The Black Cat, by Edgar Allen Poe, is a story about a man whose love for animals is overcome by an extreme hatred toward the creatures. What goes around comes around is a saying that would most effectively convey the message of this story because Poe implies that people will inevitably suffer the consequences of their actions. Through the careful construction of plot, the ongoing use of irony, and the rapid development of character, Poe captures the reader's undivided attention and evokes a wide variety of emotions through this short story
This story is a confession of an atrocious sin told by an old man on his deathbed. The plot begins to unfold as the main character reflects back on his childhood. He recalls having been an animal lover all of his life. A conflict first arises between himself and Pluto, his cat. He becomes angered when the cat rejects him out of fear. However, he quickly resolves this problem by killing the cat. Throughout the story he seems to be having an
inner conflict as well. He realizes how horrible and atrocious his sins are but is unable to feel remorse. While he seems to be an intelligent and virtuous man, he cannot seem to control his violent fits of drunken rage. He also deals with conflict on a more spiritual level. The cat that he has killed is haunting him. He tries to shrug it off as coincidence, but every time he comes up with an explanation for an unsettling event, something else happens. His final conflict is in proving his innocence to the police. He wants to make a statement to the police in such a way as to confess his sin without the police picking up on it. In doing so, he gives himself away.
The multiple ironies of this story make the main character wonder if he is being haunted or if it is all coincidence.
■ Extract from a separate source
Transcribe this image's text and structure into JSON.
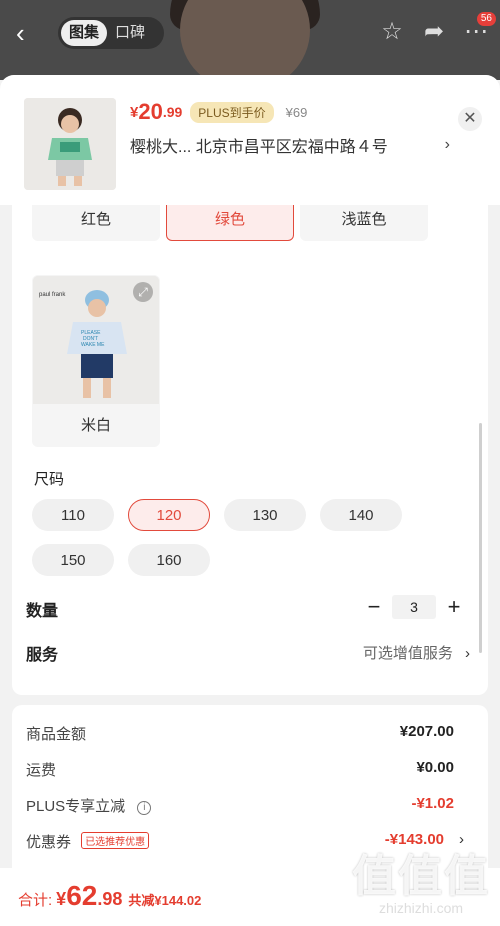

The introduction suggests that Poe has had a privileged upbringing and a happy life. He marries a woman with whom he has a lot in common and has a picture...